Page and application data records

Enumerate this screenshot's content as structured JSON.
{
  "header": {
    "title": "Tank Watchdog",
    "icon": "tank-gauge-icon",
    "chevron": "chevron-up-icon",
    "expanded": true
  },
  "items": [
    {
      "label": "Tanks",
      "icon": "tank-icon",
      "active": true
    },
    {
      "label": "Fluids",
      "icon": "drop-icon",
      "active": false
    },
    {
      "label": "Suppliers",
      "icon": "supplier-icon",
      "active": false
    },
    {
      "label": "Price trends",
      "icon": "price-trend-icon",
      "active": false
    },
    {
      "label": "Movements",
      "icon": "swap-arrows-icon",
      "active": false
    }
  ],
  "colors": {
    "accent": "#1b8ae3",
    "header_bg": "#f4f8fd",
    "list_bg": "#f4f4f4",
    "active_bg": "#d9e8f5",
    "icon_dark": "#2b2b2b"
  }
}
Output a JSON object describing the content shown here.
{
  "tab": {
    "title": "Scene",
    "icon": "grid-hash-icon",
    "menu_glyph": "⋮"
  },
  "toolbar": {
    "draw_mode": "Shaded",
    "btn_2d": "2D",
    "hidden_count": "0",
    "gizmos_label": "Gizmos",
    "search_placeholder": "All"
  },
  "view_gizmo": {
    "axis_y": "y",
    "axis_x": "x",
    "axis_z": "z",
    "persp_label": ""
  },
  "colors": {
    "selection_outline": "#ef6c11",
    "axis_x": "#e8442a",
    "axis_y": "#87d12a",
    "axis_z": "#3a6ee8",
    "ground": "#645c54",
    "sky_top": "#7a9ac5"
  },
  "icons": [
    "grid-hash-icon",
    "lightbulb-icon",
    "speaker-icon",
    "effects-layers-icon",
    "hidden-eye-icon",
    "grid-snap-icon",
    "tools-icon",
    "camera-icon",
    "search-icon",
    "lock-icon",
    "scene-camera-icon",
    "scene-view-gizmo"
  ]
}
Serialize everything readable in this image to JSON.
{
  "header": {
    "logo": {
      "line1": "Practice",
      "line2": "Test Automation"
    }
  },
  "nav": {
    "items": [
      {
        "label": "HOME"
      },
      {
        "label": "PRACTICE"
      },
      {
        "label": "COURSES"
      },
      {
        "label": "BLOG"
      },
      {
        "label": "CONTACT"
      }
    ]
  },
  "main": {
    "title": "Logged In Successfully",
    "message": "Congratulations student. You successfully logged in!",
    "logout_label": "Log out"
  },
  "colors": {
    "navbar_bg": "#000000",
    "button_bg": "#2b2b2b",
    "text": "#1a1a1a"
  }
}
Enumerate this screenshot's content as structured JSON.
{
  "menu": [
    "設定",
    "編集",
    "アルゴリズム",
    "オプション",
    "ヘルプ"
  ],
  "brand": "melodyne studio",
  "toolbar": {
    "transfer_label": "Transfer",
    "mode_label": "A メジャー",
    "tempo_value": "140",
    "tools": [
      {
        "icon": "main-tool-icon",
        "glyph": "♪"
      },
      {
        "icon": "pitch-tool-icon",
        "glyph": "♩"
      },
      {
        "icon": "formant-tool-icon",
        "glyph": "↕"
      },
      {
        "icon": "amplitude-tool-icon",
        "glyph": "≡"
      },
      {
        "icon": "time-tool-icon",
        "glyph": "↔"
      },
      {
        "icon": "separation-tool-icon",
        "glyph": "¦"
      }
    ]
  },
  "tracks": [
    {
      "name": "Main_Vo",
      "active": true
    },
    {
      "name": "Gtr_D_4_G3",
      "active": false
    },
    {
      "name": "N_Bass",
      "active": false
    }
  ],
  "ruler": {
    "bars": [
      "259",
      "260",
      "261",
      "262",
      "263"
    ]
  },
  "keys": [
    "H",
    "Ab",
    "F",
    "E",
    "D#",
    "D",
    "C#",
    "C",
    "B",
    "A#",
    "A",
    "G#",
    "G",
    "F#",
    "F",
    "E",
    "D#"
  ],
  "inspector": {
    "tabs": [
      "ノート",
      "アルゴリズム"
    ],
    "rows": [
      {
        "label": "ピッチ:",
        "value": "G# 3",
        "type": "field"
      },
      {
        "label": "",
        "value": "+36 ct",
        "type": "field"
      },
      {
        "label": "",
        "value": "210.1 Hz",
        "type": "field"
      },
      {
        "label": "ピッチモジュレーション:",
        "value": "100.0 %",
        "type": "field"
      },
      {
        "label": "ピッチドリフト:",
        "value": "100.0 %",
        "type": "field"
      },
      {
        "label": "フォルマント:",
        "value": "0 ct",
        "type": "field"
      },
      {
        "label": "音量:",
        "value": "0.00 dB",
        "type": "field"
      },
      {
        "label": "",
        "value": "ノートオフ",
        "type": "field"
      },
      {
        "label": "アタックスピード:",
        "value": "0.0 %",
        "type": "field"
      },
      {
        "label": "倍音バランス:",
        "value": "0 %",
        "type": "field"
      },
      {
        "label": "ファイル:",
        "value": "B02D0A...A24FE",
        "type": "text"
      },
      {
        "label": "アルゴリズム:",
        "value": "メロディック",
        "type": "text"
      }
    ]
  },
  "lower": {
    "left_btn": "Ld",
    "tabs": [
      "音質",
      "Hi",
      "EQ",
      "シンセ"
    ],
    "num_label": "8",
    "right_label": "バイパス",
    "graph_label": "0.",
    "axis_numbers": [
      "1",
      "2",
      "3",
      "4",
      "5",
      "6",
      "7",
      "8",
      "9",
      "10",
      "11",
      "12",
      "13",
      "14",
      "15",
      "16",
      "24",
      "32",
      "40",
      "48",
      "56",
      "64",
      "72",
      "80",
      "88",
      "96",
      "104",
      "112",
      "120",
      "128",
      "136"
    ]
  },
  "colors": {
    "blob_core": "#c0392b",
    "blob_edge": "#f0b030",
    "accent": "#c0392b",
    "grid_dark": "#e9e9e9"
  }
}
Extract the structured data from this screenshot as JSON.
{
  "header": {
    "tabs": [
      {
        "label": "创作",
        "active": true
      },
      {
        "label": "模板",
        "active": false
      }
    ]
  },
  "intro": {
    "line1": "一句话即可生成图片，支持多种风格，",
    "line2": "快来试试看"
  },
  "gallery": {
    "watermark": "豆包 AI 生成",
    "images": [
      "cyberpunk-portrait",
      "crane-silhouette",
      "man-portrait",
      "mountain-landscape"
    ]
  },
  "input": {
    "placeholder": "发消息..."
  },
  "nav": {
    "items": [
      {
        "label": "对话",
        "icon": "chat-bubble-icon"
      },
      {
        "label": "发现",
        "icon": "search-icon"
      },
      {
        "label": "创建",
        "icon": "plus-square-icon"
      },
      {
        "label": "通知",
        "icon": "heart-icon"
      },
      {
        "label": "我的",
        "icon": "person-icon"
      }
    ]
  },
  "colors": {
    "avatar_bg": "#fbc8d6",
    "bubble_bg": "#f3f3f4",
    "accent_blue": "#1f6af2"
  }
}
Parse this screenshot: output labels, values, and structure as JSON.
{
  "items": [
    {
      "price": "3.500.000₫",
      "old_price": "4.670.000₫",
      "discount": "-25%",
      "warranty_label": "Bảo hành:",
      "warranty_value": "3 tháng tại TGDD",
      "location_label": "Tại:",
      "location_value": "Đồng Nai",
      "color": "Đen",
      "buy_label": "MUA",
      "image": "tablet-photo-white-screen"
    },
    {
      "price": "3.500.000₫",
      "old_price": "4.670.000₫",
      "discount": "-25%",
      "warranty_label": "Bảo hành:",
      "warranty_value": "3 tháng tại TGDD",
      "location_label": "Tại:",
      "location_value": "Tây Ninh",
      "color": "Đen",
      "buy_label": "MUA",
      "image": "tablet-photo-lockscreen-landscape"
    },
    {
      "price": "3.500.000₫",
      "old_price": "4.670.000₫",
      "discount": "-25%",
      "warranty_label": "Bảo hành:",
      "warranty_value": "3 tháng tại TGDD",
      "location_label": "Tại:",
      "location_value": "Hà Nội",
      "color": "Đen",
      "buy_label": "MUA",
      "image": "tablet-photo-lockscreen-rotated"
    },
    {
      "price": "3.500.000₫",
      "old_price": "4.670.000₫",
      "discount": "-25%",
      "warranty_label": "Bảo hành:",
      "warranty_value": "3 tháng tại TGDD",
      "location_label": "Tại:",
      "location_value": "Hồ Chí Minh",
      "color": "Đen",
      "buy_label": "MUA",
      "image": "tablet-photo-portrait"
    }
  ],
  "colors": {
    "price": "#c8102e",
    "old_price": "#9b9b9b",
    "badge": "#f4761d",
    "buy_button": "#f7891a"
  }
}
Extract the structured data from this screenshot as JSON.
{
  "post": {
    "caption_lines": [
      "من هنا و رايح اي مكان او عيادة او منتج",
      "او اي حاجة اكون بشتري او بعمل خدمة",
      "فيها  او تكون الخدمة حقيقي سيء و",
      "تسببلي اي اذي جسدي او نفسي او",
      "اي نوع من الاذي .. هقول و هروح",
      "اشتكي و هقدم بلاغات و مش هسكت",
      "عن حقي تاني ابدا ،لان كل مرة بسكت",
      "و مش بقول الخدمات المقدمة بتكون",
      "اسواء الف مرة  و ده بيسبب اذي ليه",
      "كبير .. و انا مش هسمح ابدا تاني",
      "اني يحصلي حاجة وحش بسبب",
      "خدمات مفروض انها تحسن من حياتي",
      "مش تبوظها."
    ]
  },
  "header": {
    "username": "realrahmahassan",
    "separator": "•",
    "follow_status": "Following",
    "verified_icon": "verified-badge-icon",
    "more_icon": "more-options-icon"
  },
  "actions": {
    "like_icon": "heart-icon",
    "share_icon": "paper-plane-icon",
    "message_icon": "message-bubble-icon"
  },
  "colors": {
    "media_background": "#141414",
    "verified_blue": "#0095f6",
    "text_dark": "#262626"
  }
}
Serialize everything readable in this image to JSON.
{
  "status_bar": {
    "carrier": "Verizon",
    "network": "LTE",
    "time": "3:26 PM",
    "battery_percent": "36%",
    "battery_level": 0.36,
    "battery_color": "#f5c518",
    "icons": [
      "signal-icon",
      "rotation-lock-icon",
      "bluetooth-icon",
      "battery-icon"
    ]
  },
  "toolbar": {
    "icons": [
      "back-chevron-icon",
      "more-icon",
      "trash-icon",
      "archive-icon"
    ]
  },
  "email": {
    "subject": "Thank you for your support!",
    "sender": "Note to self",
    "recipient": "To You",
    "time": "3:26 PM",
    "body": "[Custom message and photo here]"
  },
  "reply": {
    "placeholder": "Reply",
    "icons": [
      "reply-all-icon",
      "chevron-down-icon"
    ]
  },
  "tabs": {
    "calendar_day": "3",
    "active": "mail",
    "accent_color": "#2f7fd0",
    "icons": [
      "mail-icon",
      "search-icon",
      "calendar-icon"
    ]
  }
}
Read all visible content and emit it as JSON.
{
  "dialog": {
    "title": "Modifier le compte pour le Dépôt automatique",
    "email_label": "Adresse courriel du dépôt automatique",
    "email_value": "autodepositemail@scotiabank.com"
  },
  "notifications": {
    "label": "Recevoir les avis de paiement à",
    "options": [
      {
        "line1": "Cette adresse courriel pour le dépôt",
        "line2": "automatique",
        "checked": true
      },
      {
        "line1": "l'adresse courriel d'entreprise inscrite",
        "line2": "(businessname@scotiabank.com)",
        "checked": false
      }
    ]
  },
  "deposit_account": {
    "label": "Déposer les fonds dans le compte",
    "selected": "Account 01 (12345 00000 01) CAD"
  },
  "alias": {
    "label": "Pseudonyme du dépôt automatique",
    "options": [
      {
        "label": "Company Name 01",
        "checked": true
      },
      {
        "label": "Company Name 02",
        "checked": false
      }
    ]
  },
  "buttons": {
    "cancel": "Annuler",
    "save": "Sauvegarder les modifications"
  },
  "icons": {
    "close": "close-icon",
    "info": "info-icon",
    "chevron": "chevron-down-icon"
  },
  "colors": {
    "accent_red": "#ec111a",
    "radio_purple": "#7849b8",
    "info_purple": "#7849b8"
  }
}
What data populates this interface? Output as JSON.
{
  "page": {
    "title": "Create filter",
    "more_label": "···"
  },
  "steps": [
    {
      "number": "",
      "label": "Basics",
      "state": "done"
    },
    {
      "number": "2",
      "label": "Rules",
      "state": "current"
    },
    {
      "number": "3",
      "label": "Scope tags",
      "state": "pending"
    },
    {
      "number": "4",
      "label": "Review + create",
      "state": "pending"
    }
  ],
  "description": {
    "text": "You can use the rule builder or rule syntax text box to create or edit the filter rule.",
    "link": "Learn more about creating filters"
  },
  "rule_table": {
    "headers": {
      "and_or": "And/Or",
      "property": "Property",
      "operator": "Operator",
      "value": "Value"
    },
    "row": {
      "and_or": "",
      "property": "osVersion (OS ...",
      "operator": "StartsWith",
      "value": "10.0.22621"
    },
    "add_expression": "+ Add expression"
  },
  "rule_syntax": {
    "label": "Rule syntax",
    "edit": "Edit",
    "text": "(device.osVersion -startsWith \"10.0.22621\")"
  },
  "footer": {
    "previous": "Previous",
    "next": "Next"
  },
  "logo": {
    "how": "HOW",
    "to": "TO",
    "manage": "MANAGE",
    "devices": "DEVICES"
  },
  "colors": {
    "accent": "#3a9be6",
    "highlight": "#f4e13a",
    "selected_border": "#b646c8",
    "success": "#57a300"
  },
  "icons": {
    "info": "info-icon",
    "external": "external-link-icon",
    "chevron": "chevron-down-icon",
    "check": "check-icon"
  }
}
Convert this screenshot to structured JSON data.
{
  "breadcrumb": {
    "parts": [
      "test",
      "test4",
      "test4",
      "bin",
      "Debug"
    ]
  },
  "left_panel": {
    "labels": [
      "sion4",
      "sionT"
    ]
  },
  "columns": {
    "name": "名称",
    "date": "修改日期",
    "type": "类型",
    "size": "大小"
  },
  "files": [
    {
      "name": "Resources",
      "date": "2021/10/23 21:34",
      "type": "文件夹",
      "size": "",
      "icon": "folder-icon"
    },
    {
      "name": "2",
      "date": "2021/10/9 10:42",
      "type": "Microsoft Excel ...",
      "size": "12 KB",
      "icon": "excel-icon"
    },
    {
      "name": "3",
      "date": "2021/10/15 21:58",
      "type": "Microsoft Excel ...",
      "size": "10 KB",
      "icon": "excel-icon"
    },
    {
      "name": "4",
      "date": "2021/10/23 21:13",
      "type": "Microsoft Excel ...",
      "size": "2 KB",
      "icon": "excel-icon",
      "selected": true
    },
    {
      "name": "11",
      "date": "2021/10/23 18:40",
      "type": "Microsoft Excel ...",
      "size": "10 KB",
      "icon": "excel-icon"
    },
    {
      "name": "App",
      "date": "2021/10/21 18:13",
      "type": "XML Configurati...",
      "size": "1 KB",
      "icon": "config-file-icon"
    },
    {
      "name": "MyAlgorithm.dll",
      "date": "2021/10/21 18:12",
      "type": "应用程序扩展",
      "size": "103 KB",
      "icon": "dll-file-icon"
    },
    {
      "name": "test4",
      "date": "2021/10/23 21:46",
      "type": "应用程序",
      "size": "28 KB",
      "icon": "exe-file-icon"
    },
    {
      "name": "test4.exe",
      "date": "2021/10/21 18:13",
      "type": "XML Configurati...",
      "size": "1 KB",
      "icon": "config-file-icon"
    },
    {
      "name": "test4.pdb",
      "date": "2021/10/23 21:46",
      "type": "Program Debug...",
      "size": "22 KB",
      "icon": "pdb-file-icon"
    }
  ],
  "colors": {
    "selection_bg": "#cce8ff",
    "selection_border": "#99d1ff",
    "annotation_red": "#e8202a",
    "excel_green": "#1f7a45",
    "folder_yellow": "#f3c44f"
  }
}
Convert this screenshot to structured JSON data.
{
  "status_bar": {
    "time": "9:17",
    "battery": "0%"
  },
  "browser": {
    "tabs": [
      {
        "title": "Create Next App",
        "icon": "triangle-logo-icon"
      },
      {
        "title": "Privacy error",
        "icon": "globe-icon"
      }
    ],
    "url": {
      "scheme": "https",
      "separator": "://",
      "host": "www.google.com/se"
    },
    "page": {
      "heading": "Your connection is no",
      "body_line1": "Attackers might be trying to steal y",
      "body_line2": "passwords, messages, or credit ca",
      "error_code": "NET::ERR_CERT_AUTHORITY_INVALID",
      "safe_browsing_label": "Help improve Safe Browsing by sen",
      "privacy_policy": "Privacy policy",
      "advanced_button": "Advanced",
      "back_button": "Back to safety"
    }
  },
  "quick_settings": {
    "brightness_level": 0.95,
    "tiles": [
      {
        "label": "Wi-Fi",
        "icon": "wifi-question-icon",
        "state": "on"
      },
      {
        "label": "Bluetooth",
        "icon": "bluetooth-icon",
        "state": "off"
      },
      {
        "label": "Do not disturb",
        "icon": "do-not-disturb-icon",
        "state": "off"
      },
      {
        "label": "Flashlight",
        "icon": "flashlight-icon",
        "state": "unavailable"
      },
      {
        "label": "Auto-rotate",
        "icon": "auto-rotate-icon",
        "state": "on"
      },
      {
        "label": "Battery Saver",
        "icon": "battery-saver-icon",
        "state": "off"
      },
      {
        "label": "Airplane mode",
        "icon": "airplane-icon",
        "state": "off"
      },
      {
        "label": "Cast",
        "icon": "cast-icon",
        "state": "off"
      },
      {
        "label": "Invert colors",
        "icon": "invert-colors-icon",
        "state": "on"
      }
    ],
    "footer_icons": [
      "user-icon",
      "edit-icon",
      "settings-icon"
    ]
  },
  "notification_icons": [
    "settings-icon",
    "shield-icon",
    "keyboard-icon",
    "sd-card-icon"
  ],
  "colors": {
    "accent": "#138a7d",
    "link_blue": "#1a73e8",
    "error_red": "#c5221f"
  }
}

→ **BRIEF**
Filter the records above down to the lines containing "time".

→ **ANSWER TO THE PROBLEM**
        "icon": "time-tool-icon",
    "time": "3:26 PM",
    "time": "3:26 PM",
    "time": "9:17",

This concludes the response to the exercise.